The Mauldin Economics team released a headline-grabbing report in late October called “The Ticking Time Bomb of the Strong US Dollar.” Its author warns readers, “You’re going to hear hundreds of US multinational companies blame their profit shortfalls on the strong dollar.”1
Typically, if a company’s home currency is weakening compared to the currency where the company’s sales are generated, this will have a positive effect on sales and profitability, and if the home currency is strengthening, it could negatively impact sales and profitability. This is the dilemma Japanese companies faced for many years as they fought the uphill battle of a strengthening yen. The Mauldin team put it quite nicely in reference to the latest U.S. dollar surge:
• “Top Line Pain: A strong dollar raises prices for foreign customers and those higher prices can negatively affect demand.
• Bottom Line Pain: The value of overseas sales declines when translated back into US dollars.”2
The recent U.S. dollar strength is certainly being felt at some multinationals, but the moves may be just the beginning. See the latest warnings:
The Coca-Cola Company
“Although the currency headwind on operating income was in line with the outlook provided last quarter, foreign currency unfavorably impacted earnings per share (EPS) by 6 points due to additional currency headwind related to remeasurement gains/losses recorded in the line item Other income (loss) — net.”
Philip Morris International
In the most recent earnings release, CEO Andre Calantzopoulos stated that “currency headwinds have stiffened.” Later in the report, the company quantified the impact of currency by forecasting “an unfavorable currency impact, at prevailing exchange rates, of approximately $0.72 per share for the full-year 2014 compared to unfavorable currency of approximately $0.61 per share in the prior guidance.”4
The Procter & Gamble Company
“P&G reiterated its organic sales growth and core earnings per share growth guidance ranges for fiscal year 2015. P&G added that the quarterly profile of earnings will be heavily influenced by the variation of foreign exchange impacts from period-to-period. The Company expects significant negative sales and earnings impacts from foreign exchange in the October-December 2014 quarter.”5
Strengthening Dollar Can Negatively Impact Revenue of U.S. Multinationals

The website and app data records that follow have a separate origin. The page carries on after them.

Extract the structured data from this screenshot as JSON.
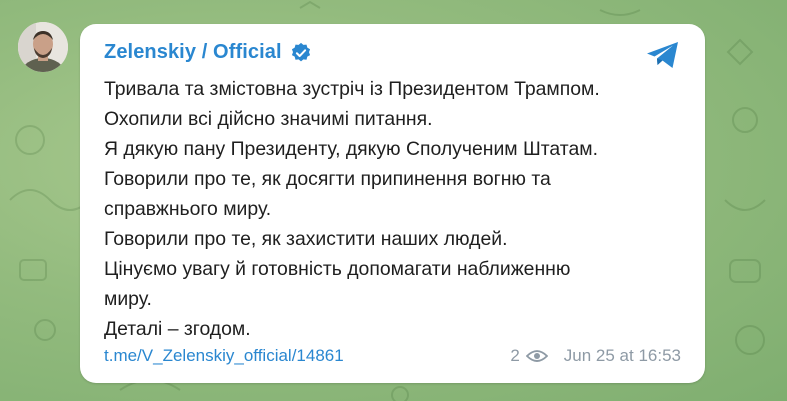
{
  "channel": {
    "name": "Zelenskiy / Official",
    "verified": true,
    "avatar_icon": "profile-photo"
  },
  "message": {
    "lines": [
      "Тривала та змістовна зустріч із Президентом Трампом.",
      "Охопили всі дійсно значимі питання.",
      "Я дякую пану Президенту, дякую Сполученим Штатам.",
      "Говорили про те, як досягти припинення вогню та",
      "справжнього миру.",
      "Говорили про те, як захистити наших людей.",
      "Цінуємо увагу й готовність допомагати наближенню",
      "миру.",
      "Деталі – згодом."
    ]
  },
  "footer": {
    "link": "t.me/V_Zelenskiy_official/14861",
    "views": "2",
    "timestamp": "Jun 25 at 16:53"
  },
  "colors": {
    "accent": "#2a87d0",
    "background": "#93bb7e",
    "meta": "#8e9aa5"
  },
  "icons": {
    "share": "telegram-plane-icon",
    "views": "eye-icon",
    "verified": "verified-badge-icon"
  }
}
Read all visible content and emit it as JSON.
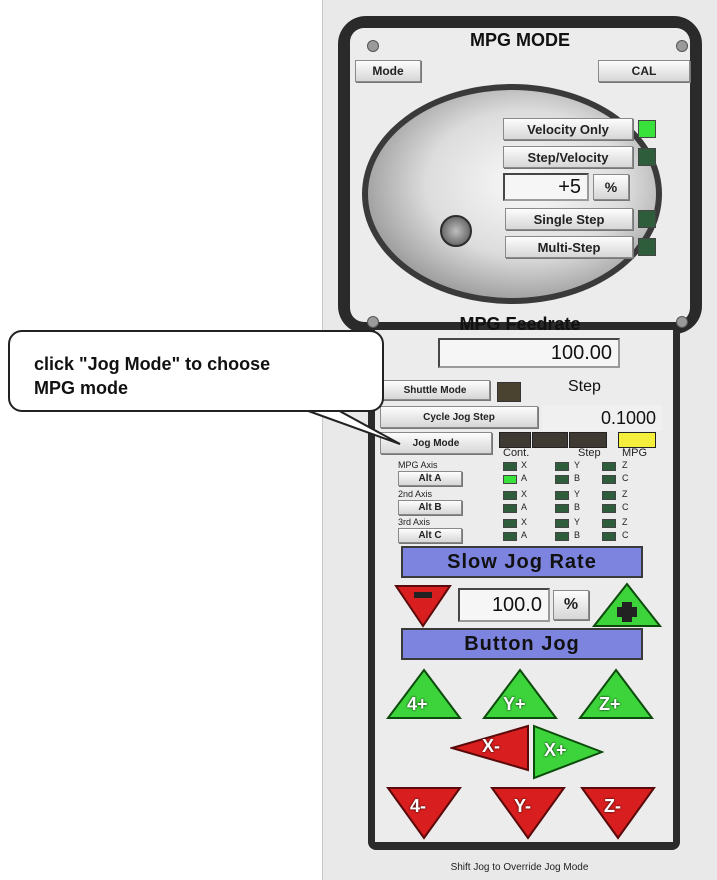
{
  "mpg": {
    "title": "MPG MODE",
    "mode_button": "Mode",
    "cal_button": "CAL",
    "velocity_only": "Velocity Only",
    "step_velocity": "Step/Velocity",
    "percent_value": "+5",
    "percent_button": "%",
    "single_step": "Single Step",
    "multi_step": "Multi-Step",
    "velocity_only_led_on": true
  },
  "feedrate": {
    "title": "MPG Feedrate",
    "value": "100.00"
  },
  "jog": {
    "shuttle_mode": "Shuttle Mode",
    "step_label": "Step",
    "cycle_jog_step": "Cycle Jog Step",
    "cycle_value": "0.1000",
    "jog_mode": "Jog Mode",
    "col_cont": "Cont.",
    "col_step": "Step",
    "col_mpg": "MPG",
    "axis_rows": [
      {
        "label": "MPG Axis",
        "button": "Alt A",
        "a": [
          "X",
          "A"
        ],
        "b": [
          "Y",
          "B"
        ],
        "c": [
          "Z",
          "C"
        ],
        "led_on": "A"
      },
      {
        "label": "2nd Axis",
        "button": "Alt B",
        "a": [
          "X",
          "A"
        ],
        "b": [
          "Y",
          "B"
        ],
        "c": [
          "Z",
          "C"
        ],
        "led_on": ""
      },
      {
        "label": "3rd Axis",
        "button": "Alt C",
        "a": [
          "X",
          "A"
        ],
        "b": [
          "Y",
          "B"
        ],
        "c": [
          "Z",
          "C"
        ],
        "led_on": ""
      }
    ],
    "slow_jog_rate": "Slow Jog Rate",
    "rate_value": "100.0",
    "rate_percent": "%",
    "button_jog": "Button Jog",
    "buttons": {
      "minus": "-",
      "plus": "+",
      "a4_plus": "4+",
      "y_plus": "Y+",
      "z_plus": "Z+",
      "x_minus": "X-",
      "x_plus": "X+",
      "a4_minus": "4-",
      "y_minus": "Y-",
      "z_minus": "Z-"
    }
  },
  "callout": {
    "line1": "click \"Jog Mode\" to choose",
    "line2": "MPG mode"
  },
  "status": "Shift Jog to Override Jog Mode",
  "colors": {
    "led_on": "#39e23b",
    "led_off": "#2e5d3c",
    "banner": "#7d84e0",
    "arrow_red": "#d81e1e",
    "arrow_green": "#3dd43b",
    "jog_indicator": "#f4ef3c"
  }
}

We are working to quantify the impact on S&P 500 Index earnings from a move in the U.S. dollar, but market data is quite clear: the S&P 500 has traded quite inversely to the currency moves over recent years, and it has become increasingly negatively correlated. Recall, this is very much like the situation in Japan, where the market and currency tended to move in the opposite direction. The reasons here in the United States also may be similar in nature to those in Japan. A growing share of revenue and profits for U.S. corporations comes from overseas—and that share seems only likely to increase with globalization of the economy. Of course, there is also a safe-haven association with the U.S. dollar, and moves out of equities during periods of risk aversion have benefited the U.S. dollar. But on a company fundamental and earnings basis, there is some connection, as the company reports above illustrate.
Who Benefits from a Strengthening Dollar?
• International Equities: Foreign multinational companies have the potential to benefit from a strengthening dollar because their products become less expensive to U.S. consumers, possibly increasing sales. These companies also benefit as their foreign sales are translated back to their home currency through a more favorable exchange rate, resulting in higher earnings. We think this is why developed international equities have historically performed better in periods when their currencies were weakening, compared to periods when they were strengthening.6 Even though a stronger U.S. dollar and weaker euro or yen might help the profits of European or Japanese companies, the dollar strength can drag down the total returns of U.S. investors who do not hedge their international equity exposure. For this, we encourage investors to consider Japanese and European multinational companies, where we see some of the strongest examples of U.S. dollar strength relative to these currencies.
• Domestic Small Caps: Typically, small-cap companies generate a majority of their sales domestically and are not as sensitive to movements in exchange rates as large caps. Also, domestic small caps are typically not impacted by foreign economic growth, which has been tepid compared to U.S. growth.
1Tony Sagami, “The Ticking Time Bomb of the Strong US Dollar,” Mauldin Economics, 10/28/14.
3The Coca-Cola Company, Third Quarter and Year-to-Date 2014 Results, 10/21/14.
4Philip Morris International Inc., 2014 Third-Quarter Results, 10/16/14.
5The Procter & Gamble Company, Q1 2015 Earnings Release, 10/24/14.
6Sources: WisdomTree, Bloomberg, 12/31/69–09/30/14. Refers to the currencies and equities in the MSCI EAFE Index.
Important Risks Related to this Article
Foreign investing involves special risks, such as risk of loss from currency fluctuation or political or economic uncertainty.
Investments focusing on certain sectors and/or smaller companies increase their vulnerability to any single economic or regulatory development.
Investments focused in Japan are increasing the impact of events and developments associated with the region, which can adversely affect performance.